הָאִישׁ מְגַלֵּחַ עַל נְזִירוּת אָבִיו וְאֵין הָאִשָּׁה מְגַלַּחַת עַל נְזִירוּת אָבִיהָ. כֵּיצַד. מִי שֶׁהָיָה אָבִיו נָזִיר וְהִפְרִישׁ מָעוֹת סְתוּמִים עַל נְזִירוּתוֹ וּמֵת, וְאָמַר הֲרֵינִי נָזִיר עַל מְנָת שֶׁאֲגַלַּח עַל מְעוֹת אַבָּא, אָמַר רַבִּי יוֹסֵי, הֲרֵי אֵלּוּ יִפְּלוּ לִנְדָבָה, אֵין זֶה מְגַלֵּחַ עַל נְזִירוּת אָבִיו. אֵיזֶהוּ שֶׁמְּגַלֵּחַ עַל נְזִירוּת אָבִיו, מִי שֶׁהָיָה הוּא וְאָבִיו נְזִירִים וְהִפְרִישׁ אָבִיו מָעוֹת סְתוּמִים לִנְזִירוּתוֹ וּמֵת, זֶהוּ שֶׁמְּגַלֵּחַ עַל נְזִירוּת אָבִיו: A man can shave, i.e., bring the offerings at the close of his term of naziriteship, by using offerings originally designated for his father’s naziriteship, but a woman cannot shave by means of the offerings for her father’s naziriteship.
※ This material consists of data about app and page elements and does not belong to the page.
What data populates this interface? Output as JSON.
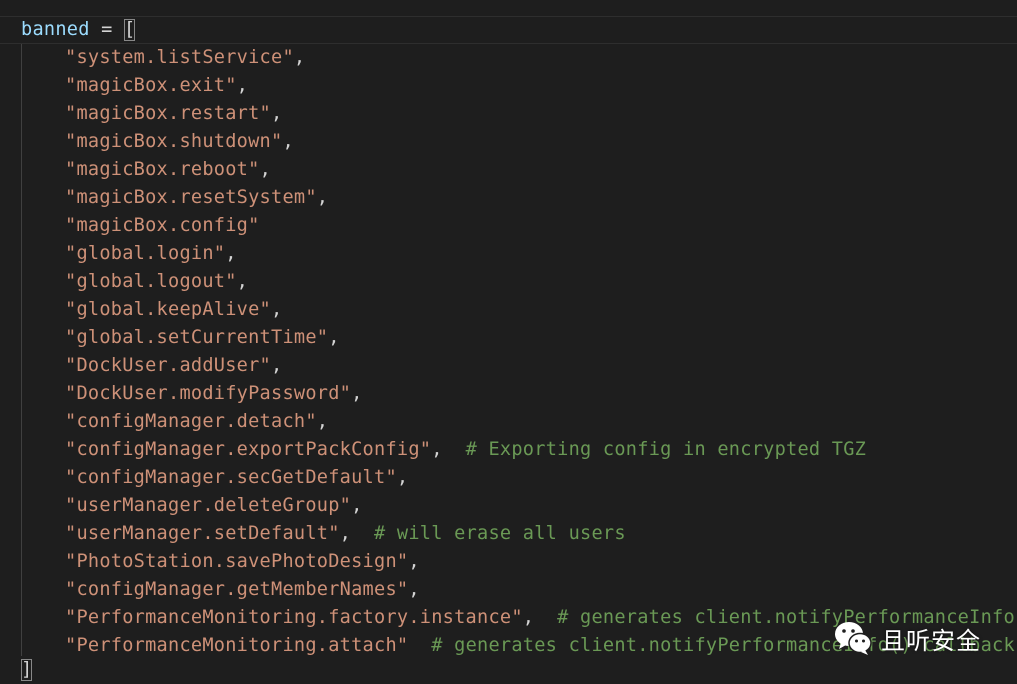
{
  "code": {
    "var_name": "banned",
    "assign_op": " = ",
    "open_bracket": "[",
    "close_bracket": "]",
    "lines": [
      {
        "str": "\"system.listService\"",
        "tail": ",",
        "comment": ""
      },
      {
        "str": "\"magicBox.exit\"",
        "tail": ",",
        "comment": ""
      },
      {
        "str": "\"magicBox.restart\"",
        "tail": ",",
        "comment": ""
      },
      {
        "str": "\"magicBox.shutdown\"",
        "tail": ",",
        "comment": ""
      },
      {
        "str": "\"magicBox.reboot\"",
        "tail": ",",
        "comment": ""
      },
      {
        "str": "\"magicBox.resetSystem\"",
        "tail": ",",
        "comment": ""
      },
      {
        "str": "\"magicBox.config\"",
        "tail": "",
        "comment": ""
      },
      {
        "str": "\"global.login\"",
        "tail": ",",
        "comment": ""
      },
      {
        "str": "\"global.logout\"",
        "tail": ",",
        "comment": ""
      },
      {
        "str": "\"global.keepAlive\"",
        "tail": ",",
        "comment": ""
      },
      {
        "str": "\"global.setCurrentTime\"",
        "tail": ",",
        "comment": ""
      },
      {
        "str": "\"DockUser.addUser\"",
        "tail": ",",
        "comment": ""
      },
      {
        "str": "\"DockUser.modifyPassword\"",
        "tail": ",",
        "comment": ""
      },
      {
        "str": "\"configManager.detach\"",
        "tail": ",",
        "comment": ""
      },
      {
        "str": "\"configManager.exportPackConfig\"",
        "tail": ",  ",
        "comment": "# Exporting config in encrypted TGZ"
      },
      {
        "str": "\"configManager.secGetDefault\"",
        "tail": ",",
        "comment": ""
      },
      {
        "str": "\"userManager.deleteGroup\"",
        "tail": ",",
        "comment": ""
      },
      {
        "str": "\"userManager.setDefault\"",
        "tail": ",  ",
        "comment": "# will erase all users"
      },
      {
        "str": "\"PhotoStation.savePhotoDesign\"",
        "tail": ",",
        "comment": ""
      },
      {
        "str": "\"configManager.getMemberNames\"",
        "tail": ",",
        "comment": ""
      },
      {
        "str": "\"PerformanceMonitoring.factory.instance\"",
        "tail": ",  ",
        "comment": "# generates client.notifyPerformanceInfo()"
      },
      {
        "str": "\"PerformanceMonitoring.attach\"",
        "tail": "  ",
        "comment": "# generates client.notifyPerformanceInfo() callback"
      }
    ]
  },
  "watermark": {
    "icon": "wechat-icon",
    "text": "且听安全"
  },
  "colors": {
    "background": "#1e1e1e",
    "variable": "#9cdcfe",
    "string": "#ce9178",
    "comment": "#6a9955",
    "punctuation": "#d4d4d4"
  }
}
How so; how is this halakha applied? It applies to one whose father was a nazirite and separated unallocated money for his naziriteship, i.e., he did not state which coins were for which of his offerings, and he died before buying the animals, and the son said after his father’s death: I am hereby a nazirite on the condition that I will shave by means of the money that my father set aside. Rabbi Yosei said: In that case these coins are allocated for communal gift offerings, and the son may not use them, as this is not the case of the halakha that a son can shave by using his father’s naziriteship. Rather, who is the son who can shave by using his father’s naziriteship? This is referring to a son and his father who were both nazirites during his father’s lifetime, and his father separated unallocated money for his naziriteship and died; this is the one who may shave by using his father’s naziriteship.